Hallellujah, Let Me In: Alicia Keys Returns to Music

alicia_keys_2Alicia Keys refuses to be boxed in. After a four-year break between album releases, the 19-time Grammy winner, known for her unique brand of R&B/Pop, is readying her sixth studio album. And there’s nothing Hollywood about her return. “In Common,” an official single for which she tapped llangelo, the Weeknd’s producer, has nothing “in common” with her many hits, including her star-making smash single, “Fallin.”

But that in itself is becoming a Keys trademark. Each of her five previous studio albums, including her 2001 debut Songs in A Minor and her last Girl on Fire in 2012, have differed. For the most part, Keys’ music has marked her evolution as an artist. Who she was when we first truly met her with “Fallin,” braids and all, is not who the mother of two is today and, unlike some artists, that hasn’t scared her one bit. Whether it’s the pro-female anthem, “Girl on Fire,” or such nostalgic ditties as “You Don’t Know My Name” or “Teenage Love Affair,” the New York City native hasn’t been afraid to switch it up. And that’s what “In Common” shows.

First her look is way more relaxed and natural. In the “In Common” video, she is fresh-faced with minimal make-up and upswept hair secured with a wrap. She has stripped down to the basics, which is quite unusual for a star of her caliber, especially at this stage of her career. Typically artists who have sold over 30 million records globally pile on the layers, not peel them back. But Keys strips herself bare lyrically and musically, which has, of course, set the stage for her latest album to be her rawest to date.

In May, she told Kyle Kramer of Noisey, the music arm of Vice, that she wanted “To talk about what’s happening around me, around us, as I see it: the stereotypes and the boxes that we either put ourselves in or we allow ourselves to be put in, kind of a mixture between both.”

With the “In Common” video, she challenges it all, by showcasing same sex love as well as subtly questioning the police brutality that has claimed the lives of many. Ultimately, the video spotlights and celebrates individual creativity. Musically, the song harkens back to the infamous New York club days of the 1980s and early 1990s when hip-hop had not completely taken over. As a result, “In Common” is hip-hop tinged, but not drenched.

“We are very excited to have new music from Alicia Keys after almost four years,” says Geo Bivins, Sr. VP/GM of Promotion at RCA Records. “The response from radio has been incredible, and we look forward to taking ‘In Common’ all the way up!”

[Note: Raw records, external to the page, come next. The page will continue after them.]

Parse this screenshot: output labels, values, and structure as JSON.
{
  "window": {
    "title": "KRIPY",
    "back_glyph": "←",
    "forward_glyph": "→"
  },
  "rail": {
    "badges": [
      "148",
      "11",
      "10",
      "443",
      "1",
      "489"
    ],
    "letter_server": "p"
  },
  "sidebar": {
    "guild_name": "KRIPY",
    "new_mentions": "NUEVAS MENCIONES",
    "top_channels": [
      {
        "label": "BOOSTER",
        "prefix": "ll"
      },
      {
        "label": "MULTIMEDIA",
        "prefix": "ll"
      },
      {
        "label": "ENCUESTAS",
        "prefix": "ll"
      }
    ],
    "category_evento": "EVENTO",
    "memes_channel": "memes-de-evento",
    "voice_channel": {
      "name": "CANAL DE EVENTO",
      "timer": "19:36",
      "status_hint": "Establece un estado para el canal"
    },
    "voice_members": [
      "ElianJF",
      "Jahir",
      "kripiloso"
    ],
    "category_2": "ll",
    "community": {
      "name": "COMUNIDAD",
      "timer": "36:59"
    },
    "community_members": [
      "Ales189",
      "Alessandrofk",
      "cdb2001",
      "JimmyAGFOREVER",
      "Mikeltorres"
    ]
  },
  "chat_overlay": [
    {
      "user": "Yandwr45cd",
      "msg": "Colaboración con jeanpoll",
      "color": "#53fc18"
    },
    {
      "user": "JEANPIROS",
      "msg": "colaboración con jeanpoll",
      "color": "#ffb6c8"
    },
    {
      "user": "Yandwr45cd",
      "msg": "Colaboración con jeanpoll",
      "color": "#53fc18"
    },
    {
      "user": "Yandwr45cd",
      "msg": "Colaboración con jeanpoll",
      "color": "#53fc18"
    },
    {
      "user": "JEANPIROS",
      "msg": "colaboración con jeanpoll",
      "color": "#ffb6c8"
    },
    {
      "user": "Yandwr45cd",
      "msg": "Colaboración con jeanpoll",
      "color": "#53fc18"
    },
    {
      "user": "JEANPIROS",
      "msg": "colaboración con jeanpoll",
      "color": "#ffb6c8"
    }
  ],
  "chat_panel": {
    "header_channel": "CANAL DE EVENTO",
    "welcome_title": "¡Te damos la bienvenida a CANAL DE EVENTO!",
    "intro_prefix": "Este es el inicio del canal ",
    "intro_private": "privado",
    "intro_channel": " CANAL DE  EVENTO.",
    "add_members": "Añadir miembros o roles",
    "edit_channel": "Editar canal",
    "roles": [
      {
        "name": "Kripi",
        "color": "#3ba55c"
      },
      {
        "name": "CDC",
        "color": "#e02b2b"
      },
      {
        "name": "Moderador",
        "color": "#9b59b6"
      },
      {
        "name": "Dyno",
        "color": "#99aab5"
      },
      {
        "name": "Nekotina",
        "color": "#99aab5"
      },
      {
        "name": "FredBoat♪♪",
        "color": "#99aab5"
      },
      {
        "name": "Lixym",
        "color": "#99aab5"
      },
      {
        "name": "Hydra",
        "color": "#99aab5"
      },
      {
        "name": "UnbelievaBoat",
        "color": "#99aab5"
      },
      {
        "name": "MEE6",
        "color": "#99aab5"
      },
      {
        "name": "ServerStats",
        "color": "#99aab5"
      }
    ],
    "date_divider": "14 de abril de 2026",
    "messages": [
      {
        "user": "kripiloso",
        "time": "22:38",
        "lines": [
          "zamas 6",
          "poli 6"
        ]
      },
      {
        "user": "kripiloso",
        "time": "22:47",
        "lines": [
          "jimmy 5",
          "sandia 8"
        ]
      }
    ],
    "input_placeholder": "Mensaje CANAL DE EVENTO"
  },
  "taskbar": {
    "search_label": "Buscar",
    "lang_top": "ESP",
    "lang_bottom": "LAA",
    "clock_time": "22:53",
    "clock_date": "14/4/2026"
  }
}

Keys’ brief stint as singer Skye Summers on Fox’s hit series Empire had most viewers caught up in Skye hooking up with the openly gay Jamal, played by Jussie Smollett. But, musically, the character mirrored the real-life Keys, in that she too wanted to create music that made a bigger statement than she had in the past. The irony, of course, is that Keys has continuously made statements each album. There’s a reason the WNBA and many women’s organizations adopted “Girl on Fire” as their anthem.

Still she keeps reaching higher as an artist and as a person. She’s reported that her forthcoming album, largely a collaboration between her, hubby producer Swizz Beatz, writer/producer Mark Batson—whose many credits include Anthony Hamilton’s “Charlene,” Gwen Stefani’s “Rich Girl” and India.Arie’s ”Brown Skin— and songwriter Harold Lilly, who assisted her on “Unbreakable” and “You Don’t Know My Name,” is her most communal to date. Most of all, it’s her most empowered. And that’s precisely what she told CBS This Morning anchor and O Editor-At-Large Gayle King for Hearst’s Master Class.

“What’s becoming more evident is that I’m becoming more powerful,” she told Gayle King, CBS This Morning anchor and O Editor-At-Large, for Hearst’s Master Class. And part of that power is her willingness to be even more vulnerable. She showcased her power and mastery of many instruments during a headlining performance at the recent BET Awards. During her May 7 SNL performance, she followed up “In Common” with “Hallelujah,” also from the album, and showed just that.

Very pared down and relying mostly on her voice, accompanied by minimal piano, some organ, some drums and lots of clapping in the end, she sang, pleaded almost, “Hallelujah, let me in.”

And, this time, as with every time before, her many fans are holding the door wide open.

To view the “In Common” video, click on the following link


By Ronda Racha Penrice